To stand at the foot of Sinai, even without touching it, is to stand under judgment and doom. It demands and it punishes. Since no man in himself can fulfill its demands, no man in himself can escape its punishment. At Sinai, sinful and unforgiven man stands before an infinitely holy and perfectly just God. Guilty, vile, and undeserving of forgiveness, he has nothing to expect from Sinai but God's condemnation. The symbols of Sinai are darkness, fire, trembling, and trumpets of judgment. For an unforgiven sinner, "It is a terrifying thing to fall into the hands of the living God" (Heb. 10:31). There is good reason to fear at the foot of Sinai.
Mount Zion—The Grace of the Gospel
Whereas Sinai was forbidding and terrifying, Zion is inviting and gracious Sinai is closed to all, because no one is able to please God on Sinai's terms—perfect fulfillment of the law. Zion is open to all, because Jesus Christ has met those terms and will stand in the place of anyone who will come to God through Him. Zion symbolizes the approachable God.
Sinai was covered by clouds and darkness; Zion is the city of light. "Out of Zion, the perfection of beauty, God has shone forth" (Ps. 50:2). Sinai stands for judgment and death; Zion for forgiveness and life, "for there the Lord commanded the blessing—life forever" (Ps. 133:3).
In coming to Mount Zion—that is, by becoming a Christian—we come to seven other blessings: the heavenly city; the general assembly; the church of the first-born; God, the Judge of all; the spirits of righteous men made perfect; to Jesus; and to the sprinkled blood.
For every man the choice is the same. Whether we are Jew or Gentile, to try to approach God by our works is to come to Sinai and to discover that our works fall short and cannot save us. Whether we are Jew or Gentile, to trust in the atoning blood of Jesus Christ is to come to Zion, where our heavenly High Priest will mediate for us and bring us to the Father, and where we find reconciliation, peace, and eternal life. And if you have truly come to Zion and received all its blessings, it is inconceivable that you would want to hold on to Sinai in any way.
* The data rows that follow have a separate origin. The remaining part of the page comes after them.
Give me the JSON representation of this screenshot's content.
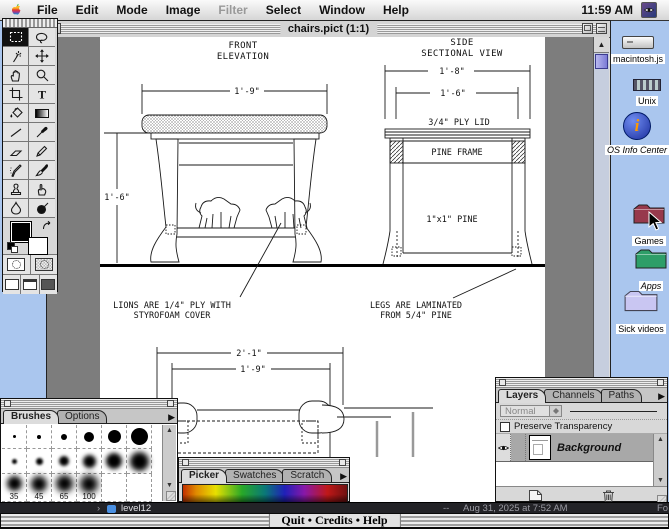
{
  "menu_bar": {
    "items": [
      {
        "label": "File",
        "enabled": true
      },
      {
        "label": "Edit",
        "enabled": true
      },
      {
        "label": "Mode",
        "enabled": true
      },
      {
        "label": "Image",
        "enabled": true
      },
      {
        "label": "Filter",
        "enabled": false
      },
      {
        "label": "Select",
        "enabled": true
      },
      {
        "label": "Window",
        "enabled": true
      },
      {
        "label": "Help",
        "enabled": true
      }
    ],
    "clock": "11:59 AM"
  },
  "window": {
    "title": "chairs.pict (1:1)"
  },
  "drawing": {
    "front": {
      "title1": "FRONT",
      "title2": "ELEVATION",
      "width_dim": "1'-9\"",
      "height_dim": "1'-6\""
    },
    "side": {
      "title1": "SIDE",
      "title2": "SECTIONAL VIEW",
      "outer_dim": "1'-8\"",
      "inner_dim": "1'-6\"",
      "lid_label": "3/4\" PLY LID",
      "frame_label": "PINE FRAME",
      "pine_label": "1\"x1\" PINE"
    },
    "plan": {
      "outer_dim": "2'-1\"",
      "inner_dim": "1'-9\""
    },
    "notes": {
      "lions1": "LIONS ARE 1/4\" PLY WITH",
      "lions2": "STYROFOAM COVER",
      "legs1": "LEGS ARE LAMINATED",
      "legs2": "FROM 5/4\" PINE"
    }
  },
  "toolbox": {
    "tools": [
      "Rectangular Marquee",
      "Lasso",
      "Magic Wand",
      "Move",
      "Hand",
      "Zoom",
      "Crop",
      "Type",
      "Paint Bucket",
      "Gradient",
      "Line",
      "Eyedropper",
      "Eraser",
      "Pencil",
      "Airbrush",
      "Paintbrush",
      "Rubber Stamp",
      "Smudge",
      "Blur",
      "Toning"
    ]
  },
  "brushes": {
    "tabs": [
      "Brushes",
      "Options"
    ],
    "sizes": [
      "35",
      "45",
      "65",
      "100"
    ]
  },
  "picker": {
    "tabs": [
      "Picker",
      "Swatches",
      "Scratch"
    ]
  },
  "layers": {
    "tabs": [
      "Layers",
      "Channels",
      "Paths"
    ],
    "blend_mode": "Normal",
    "preserve_label": "Preserve Transparency",
    "layer_name": "Background"
  },
  "desktop_icons": [
    {
      "label": "macintosh.js"
    },
    {
      "label": "Unix"
    },
    {
      "label": "OS Info Center"
    },
    {
      "label": "Games"
    },
    {
      "label": "Apps"
    },
    {
      "label": "Sick videos"
    }
  ],
  "finder_row": {
    "name": "level12",
    "dashes": "--",
    "date": "Aug 31, 2025 at 7:52 AM",
    "kind": "Fo"
  },
  "footer": {
    "label": "Quit • Credits • Help"
  },
  "glyphs": {
    "menu_arrow": "▶",
    "up": "▲",
    "down": "▼",
    "chevron": "›",
    "type_tool": "T",
    "info_i": "i"
  },
  "colors": {
    "desktop": "#aac6ee",
    "scroll_thumb": "#7b7bd6",
    "games_folder": "#97394c",
    "apps_folder": "#2e9e68",
    "videos_folder": "#c9c6f2",
    "info_blue": "#2244cc"
  }
}
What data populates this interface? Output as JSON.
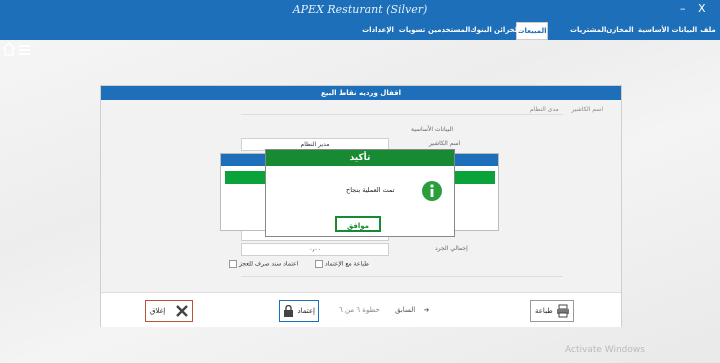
{
  "titlebar": {
    "app_title": "APEX Resturant (Silver)",
    "close": "X",
    "minimize": "–"
  },
  "menu": [
    {
      "label": "ملف"
    },
    {
      "label": "البيانات الأساسية"
    },
    {
      "label": "المخازن"
    },
    {
      "label": "المشتريات"
    },
    {
      "label": "المبيعات",
      "active": true
    },
    {
      "label": "الخزائن"
    },
    {
      "label": "البنوك"
    },
    {
      "label": "المستخدمين"
    },
    {
      "label": "تسويات"
    },
    {
      "label": "الإعدادات"
    }
  ],
  "dialog": {
    "title": "اقفال ورديه نقاط البيع",
    "tabs": [
      "اسم الكاشير",
      "مدى النظام"
    ],
    "section_basic": "البيانات الأساسية",
    "cashier_label": "اسم الكاشير",
    "cashier_value": "مدير النظام",
    "field2_label": "م",
    "field3_label": "إجمالي الجرد",
    "field3_value": "٠٫٠٠",
    "checkbox_print": "طباعة مع الإعتماد",
    "checkbox_approve_receipt": "اعتماد سند صرف للعجز"
  },
  "footer": {
    "print_label": "طباعة",
    "prev_label": "السابق",
    "step_text": "خطوة ٦ من ٦",
    "approve_label": "إعتماد",
    "close_label": "إغلاق"
  },
  "confirm": {
    "title": "تأكيد",
    "message": "تمت العملية بنجاح",
    "ok_label": "موافق"
  },
  "colors": {
    "accent": "#1c6fb8",
    "success": "#178a33",
    "danger": "#c0503a"
  },
  "icons": [
    "home-icon",
    "hamburger-icon",
    "info-icon",
    "printer-icon",
    "lock-icon",
    "close-x-icon",
    "arrow-right-icon"
  ],
  "watermark": "Activate Windows"
}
In a day of Praise songs and Praise teams, I will sound very old and antiquated to say we used to sing the hymn, “We’re Marching to Zion.” There was something encouraging and refreshing to hear the saints repeat the words, “We’re marching to Zion, beautiful beautiful Zion, We’re marching upward to Zion, that beautiful city of God.” As imperfect as God’s people may be in this age, we are still citizens of heaven. We no longer live under the fear and condemnation of God’s law. We reverentially serve our Lord under the banner of the cross with our eyes fixed toward “…mount Zion, and unto the city of the living God.”